═════ Records shown ═════

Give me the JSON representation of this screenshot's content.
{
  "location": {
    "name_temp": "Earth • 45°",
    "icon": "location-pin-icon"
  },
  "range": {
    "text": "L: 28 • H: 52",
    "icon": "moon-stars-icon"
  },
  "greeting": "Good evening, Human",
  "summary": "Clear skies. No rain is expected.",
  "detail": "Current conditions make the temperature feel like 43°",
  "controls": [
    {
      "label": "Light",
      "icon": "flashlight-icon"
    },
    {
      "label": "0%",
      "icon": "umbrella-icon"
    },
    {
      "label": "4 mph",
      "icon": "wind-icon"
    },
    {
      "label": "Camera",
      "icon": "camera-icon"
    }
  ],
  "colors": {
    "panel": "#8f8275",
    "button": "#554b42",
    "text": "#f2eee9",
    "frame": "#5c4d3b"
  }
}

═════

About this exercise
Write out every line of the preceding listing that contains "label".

Solution below
      "label": "Light",
      "label": "0%",
      "label": "4 mph",
      "label": "Camera",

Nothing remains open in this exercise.